**EXERCISE OBJECTIVE:** Find the string "time" in the material. Copy every line that has it.

**RECORD EXTRACTS:**
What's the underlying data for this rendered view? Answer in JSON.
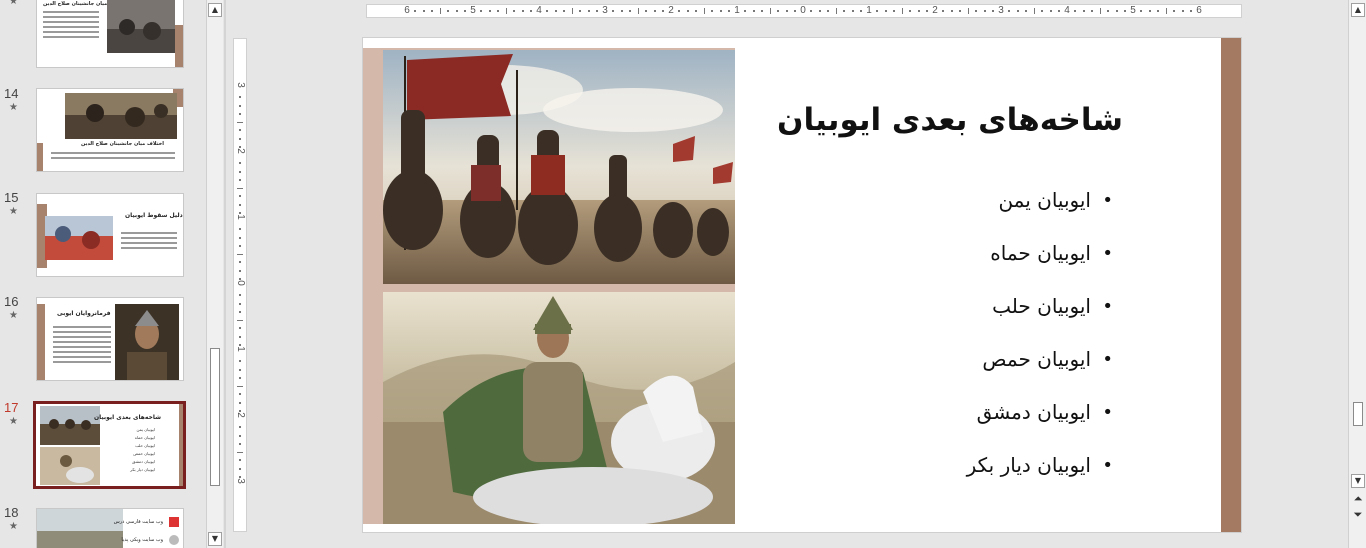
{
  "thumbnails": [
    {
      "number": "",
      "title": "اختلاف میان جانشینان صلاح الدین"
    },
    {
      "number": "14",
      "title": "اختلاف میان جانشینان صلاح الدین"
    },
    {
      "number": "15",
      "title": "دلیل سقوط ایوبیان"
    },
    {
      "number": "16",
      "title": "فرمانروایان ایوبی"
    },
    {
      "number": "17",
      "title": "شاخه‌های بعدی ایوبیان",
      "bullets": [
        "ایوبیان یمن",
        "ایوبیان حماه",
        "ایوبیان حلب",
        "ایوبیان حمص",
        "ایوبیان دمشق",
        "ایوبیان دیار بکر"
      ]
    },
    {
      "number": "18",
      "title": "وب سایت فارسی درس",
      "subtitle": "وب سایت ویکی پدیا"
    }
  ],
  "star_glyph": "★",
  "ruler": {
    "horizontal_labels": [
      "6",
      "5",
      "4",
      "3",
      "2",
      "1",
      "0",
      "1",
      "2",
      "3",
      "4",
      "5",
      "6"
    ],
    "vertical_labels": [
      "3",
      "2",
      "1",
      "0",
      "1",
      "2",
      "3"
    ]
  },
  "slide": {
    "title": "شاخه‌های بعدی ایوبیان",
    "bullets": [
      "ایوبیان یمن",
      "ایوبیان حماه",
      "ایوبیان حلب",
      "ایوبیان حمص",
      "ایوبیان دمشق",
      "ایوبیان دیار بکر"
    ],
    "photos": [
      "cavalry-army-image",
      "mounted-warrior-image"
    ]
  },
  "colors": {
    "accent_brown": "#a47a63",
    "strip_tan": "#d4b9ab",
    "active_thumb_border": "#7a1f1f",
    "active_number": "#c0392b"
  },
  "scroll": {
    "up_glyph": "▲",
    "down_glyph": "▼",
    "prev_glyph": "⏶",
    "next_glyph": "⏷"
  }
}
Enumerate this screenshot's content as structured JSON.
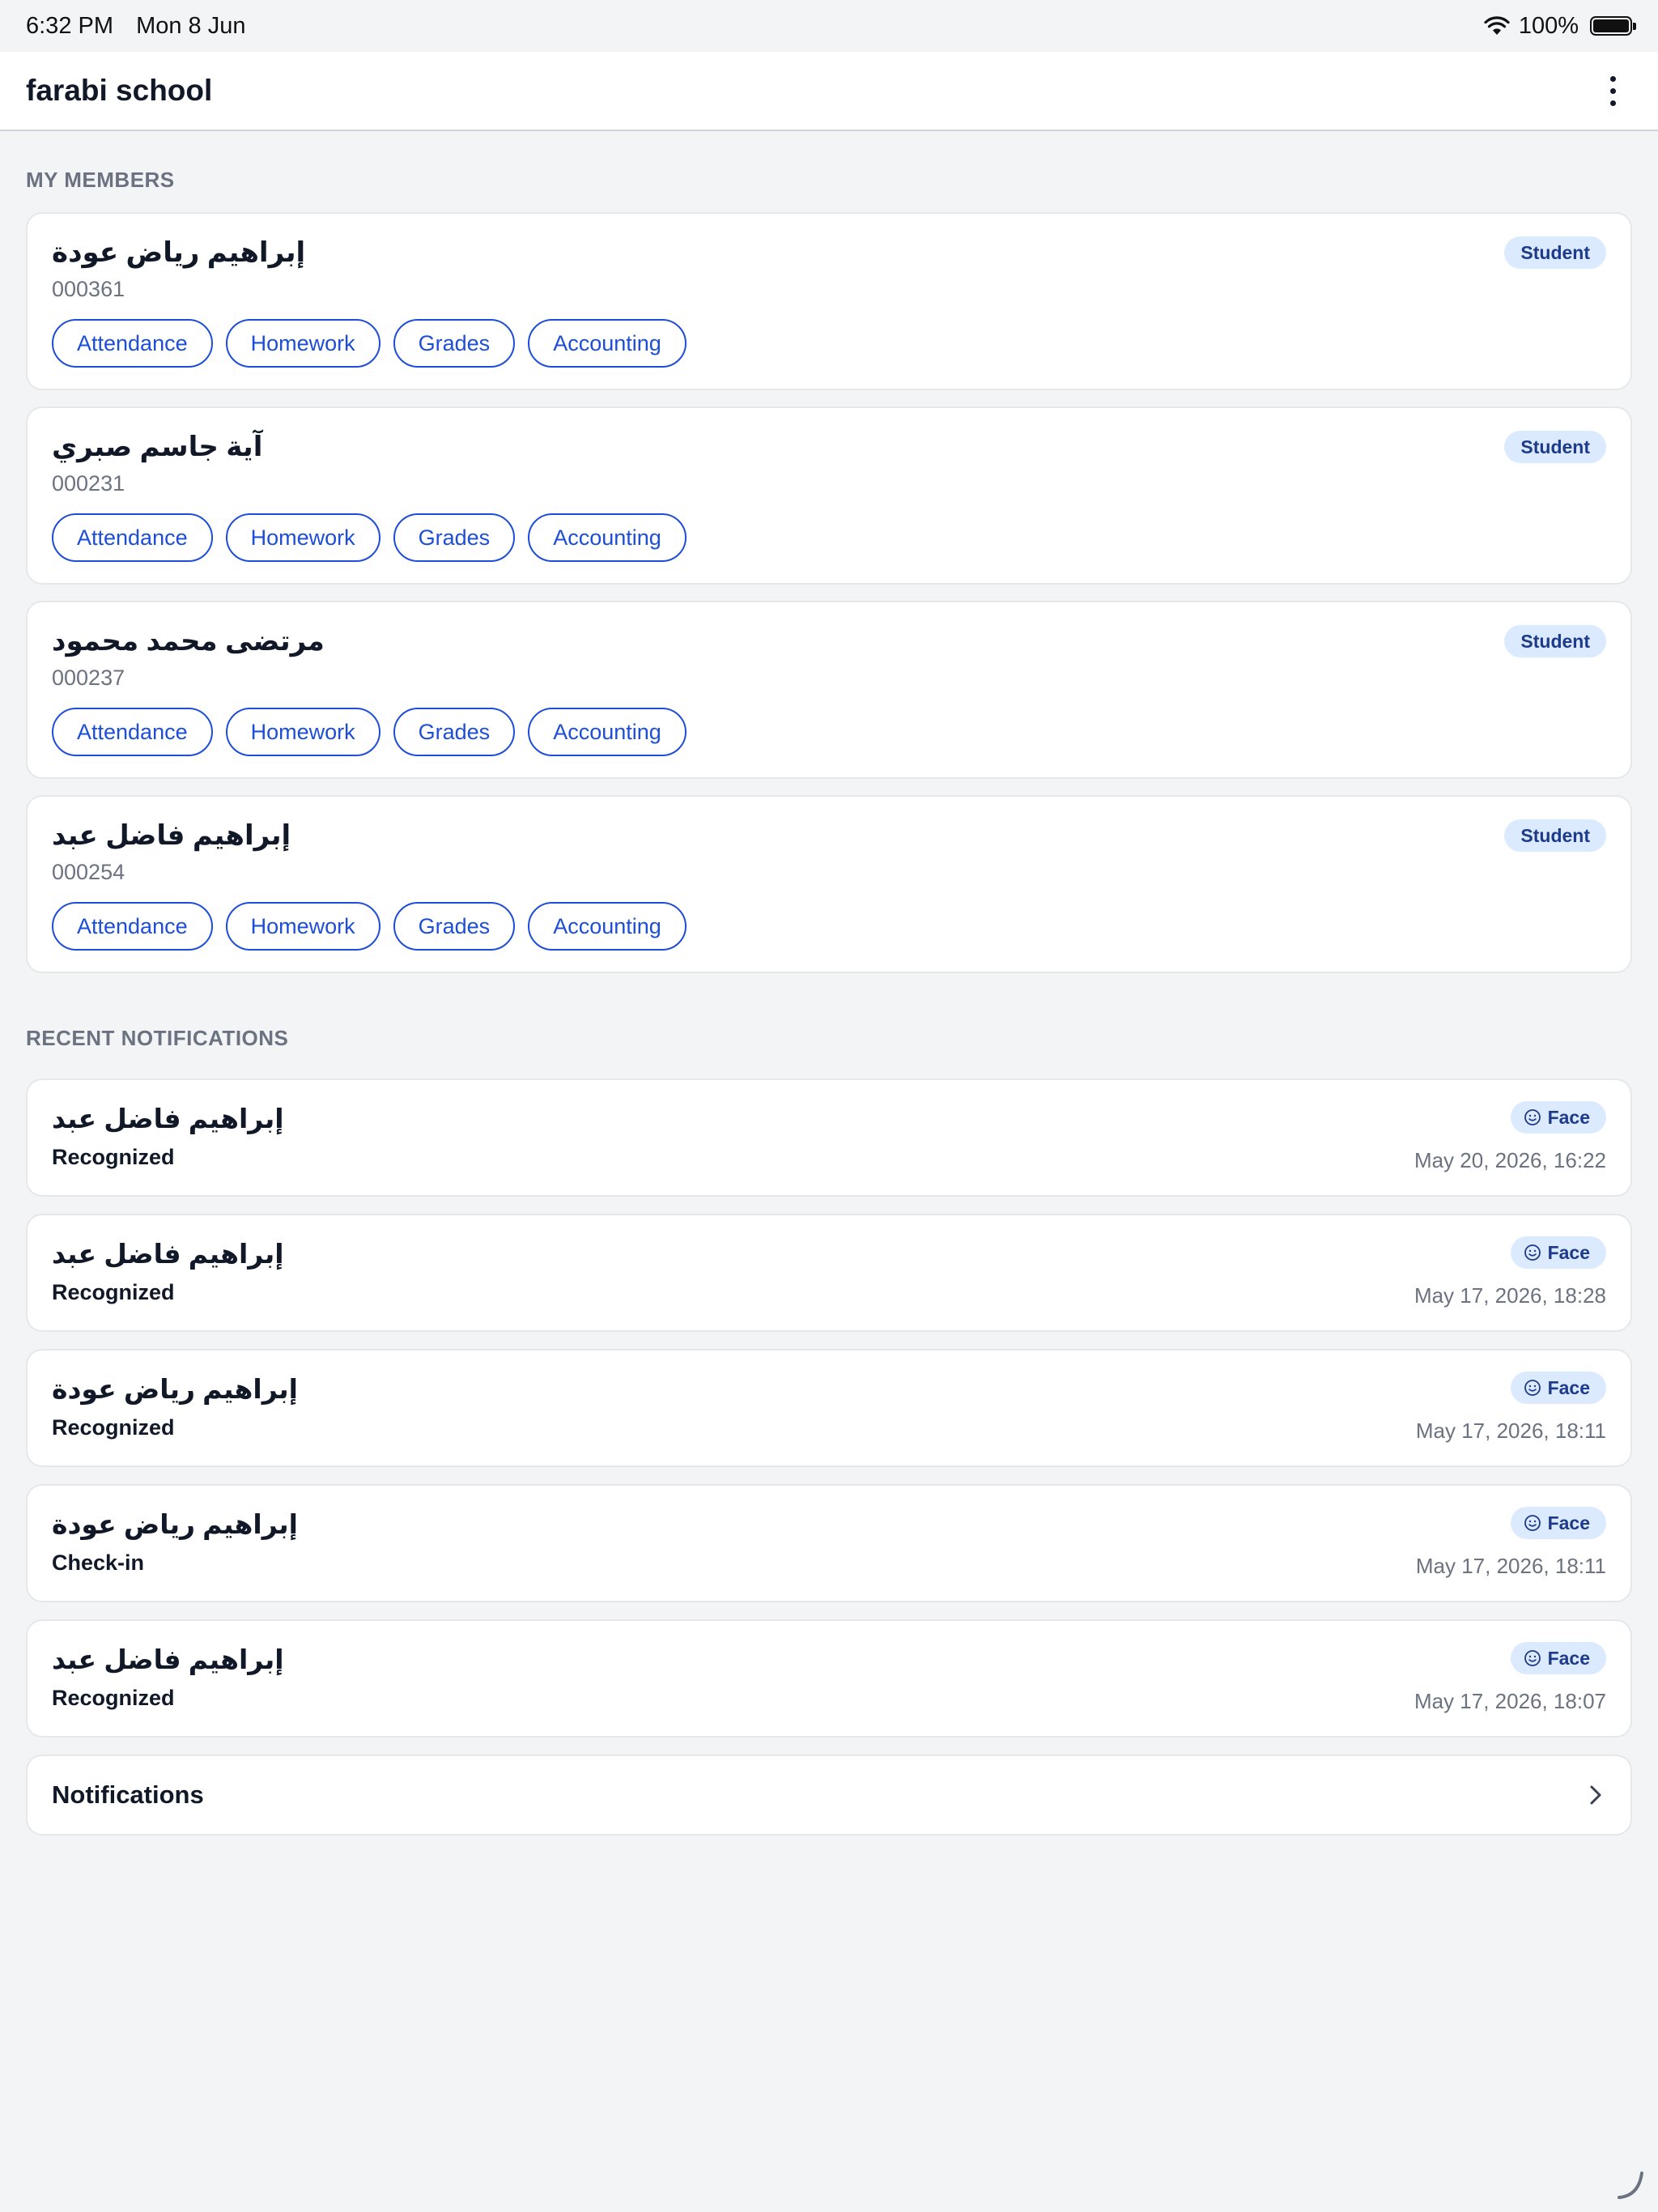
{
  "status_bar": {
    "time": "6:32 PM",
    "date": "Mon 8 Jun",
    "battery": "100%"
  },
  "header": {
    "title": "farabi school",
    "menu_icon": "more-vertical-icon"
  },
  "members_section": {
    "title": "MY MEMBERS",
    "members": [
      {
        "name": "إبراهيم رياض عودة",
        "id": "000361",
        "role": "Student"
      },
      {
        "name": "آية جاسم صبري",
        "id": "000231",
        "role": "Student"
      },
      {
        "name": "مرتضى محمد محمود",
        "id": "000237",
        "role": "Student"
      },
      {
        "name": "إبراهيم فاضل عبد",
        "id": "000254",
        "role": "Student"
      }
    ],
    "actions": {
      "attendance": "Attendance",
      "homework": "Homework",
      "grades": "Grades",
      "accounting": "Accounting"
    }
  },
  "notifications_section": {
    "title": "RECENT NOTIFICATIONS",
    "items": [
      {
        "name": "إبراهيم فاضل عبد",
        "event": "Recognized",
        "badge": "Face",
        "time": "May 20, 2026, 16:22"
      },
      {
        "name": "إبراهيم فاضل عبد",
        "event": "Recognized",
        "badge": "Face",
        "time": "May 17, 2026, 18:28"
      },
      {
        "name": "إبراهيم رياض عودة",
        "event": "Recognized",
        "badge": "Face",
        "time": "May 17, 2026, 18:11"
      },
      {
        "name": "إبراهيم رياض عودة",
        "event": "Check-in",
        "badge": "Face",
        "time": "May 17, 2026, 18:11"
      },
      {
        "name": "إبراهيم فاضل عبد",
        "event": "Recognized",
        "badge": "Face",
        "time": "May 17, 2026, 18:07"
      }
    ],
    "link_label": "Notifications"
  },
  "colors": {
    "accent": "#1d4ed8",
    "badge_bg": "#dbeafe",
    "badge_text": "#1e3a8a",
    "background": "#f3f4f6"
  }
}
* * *
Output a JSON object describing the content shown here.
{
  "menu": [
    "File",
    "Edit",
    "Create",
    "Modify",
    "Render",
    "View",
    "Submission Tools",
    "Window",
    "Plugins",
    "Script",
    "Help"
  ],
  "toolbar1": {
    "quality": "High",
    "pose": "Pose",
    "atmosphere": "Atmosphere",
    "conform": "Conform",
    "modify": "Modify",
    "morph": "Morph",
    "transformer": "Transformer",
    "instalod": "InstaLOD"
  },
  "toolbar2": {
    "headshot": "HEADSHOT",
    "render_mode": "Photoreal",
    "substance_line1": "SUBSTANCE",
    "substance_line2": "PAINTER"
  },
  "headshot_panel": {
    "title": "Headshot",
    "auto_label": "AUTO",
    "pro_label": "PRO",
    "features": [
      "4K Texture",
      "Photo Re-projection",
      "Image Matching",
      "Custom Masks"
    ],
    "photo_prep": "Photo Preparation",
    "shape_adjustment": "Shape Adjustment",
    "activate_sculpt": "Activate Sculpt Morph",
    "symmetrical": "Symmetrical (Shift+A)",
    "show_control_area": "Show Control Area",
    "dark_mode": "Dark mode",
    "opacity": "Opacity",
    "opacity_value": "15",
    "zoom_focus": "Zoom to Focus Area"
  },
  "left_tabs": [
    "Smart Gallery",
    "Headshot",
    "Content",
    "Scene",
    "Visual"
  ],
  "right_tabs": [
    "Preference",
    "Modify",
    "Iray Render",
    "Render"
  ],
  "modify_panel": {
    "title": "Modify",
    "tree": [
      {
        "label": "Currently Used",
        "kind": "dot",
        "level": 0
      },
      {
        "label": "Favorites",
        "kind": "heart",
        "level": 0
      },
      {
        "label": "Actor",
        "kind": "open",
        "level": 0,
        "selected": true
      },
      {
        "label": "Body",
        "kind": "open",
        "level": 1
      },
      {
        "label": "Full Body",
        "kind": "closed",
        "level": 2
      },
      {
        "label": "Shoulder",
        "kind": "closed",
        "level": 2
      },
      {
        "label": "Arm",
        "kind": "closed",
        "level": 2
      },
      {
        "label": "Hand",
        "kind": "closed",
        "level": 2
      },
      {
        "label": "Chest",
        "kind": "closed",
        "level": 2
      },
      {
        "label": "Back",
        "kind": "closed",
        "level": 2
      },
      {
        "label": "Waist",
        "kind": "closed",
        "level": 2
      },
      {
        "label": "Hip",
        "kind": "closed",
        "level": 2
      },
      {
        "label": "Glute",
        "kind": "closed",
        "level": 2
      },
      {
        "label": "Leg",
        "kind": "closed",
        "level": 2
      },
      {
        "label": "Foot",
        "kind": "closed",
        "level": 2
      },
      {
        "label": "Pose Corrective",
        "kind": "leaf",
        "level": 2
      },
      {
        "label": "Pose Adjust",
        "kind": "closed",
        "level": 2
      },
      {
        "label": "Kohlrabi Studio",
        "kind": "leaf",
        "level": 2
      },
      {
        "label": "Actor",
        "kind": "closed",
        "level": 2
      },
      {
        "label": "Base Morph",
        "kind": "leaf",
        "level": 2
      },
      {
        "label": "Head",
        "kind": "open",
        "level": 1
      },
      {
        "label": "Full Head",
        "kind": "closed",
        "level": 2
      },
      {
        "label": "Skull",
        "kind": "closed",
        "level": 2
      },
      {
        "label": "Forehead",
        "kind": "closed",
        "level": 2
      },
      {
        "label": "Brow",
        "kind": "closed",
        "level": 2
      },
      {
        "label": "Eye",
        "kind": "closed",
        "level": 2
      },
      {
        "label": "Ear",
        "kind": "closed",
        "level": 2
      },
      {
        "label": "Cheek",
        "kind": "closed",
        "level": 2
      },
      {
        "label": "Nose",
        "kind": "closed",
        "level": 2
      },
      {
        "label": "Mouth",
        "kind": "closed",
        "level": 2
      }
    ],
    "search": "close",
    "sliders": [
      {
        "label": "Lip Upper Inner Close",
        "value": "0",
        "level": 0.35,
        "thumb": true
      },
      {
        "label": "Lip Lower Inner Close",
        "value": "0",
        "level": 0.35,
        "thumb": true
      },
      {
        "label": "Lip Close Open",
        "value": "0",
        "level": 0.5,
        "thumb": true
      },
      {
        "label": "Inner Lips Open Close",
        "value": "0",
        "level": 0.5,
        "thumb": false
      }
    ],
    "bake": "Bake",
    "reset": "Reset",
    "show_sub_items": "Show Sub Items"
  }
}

**RESPONSE BELOW:**
    "time": "6:32 PM",
        "time": "May 20, 2026, 16:22"
        "time": "May 17, 2026, 18:28"
        "time": "May 17, 2026, 18:11"
        "time": "May 17, 2026, 18:11"
        "time": "May 17, 2026, 18:07"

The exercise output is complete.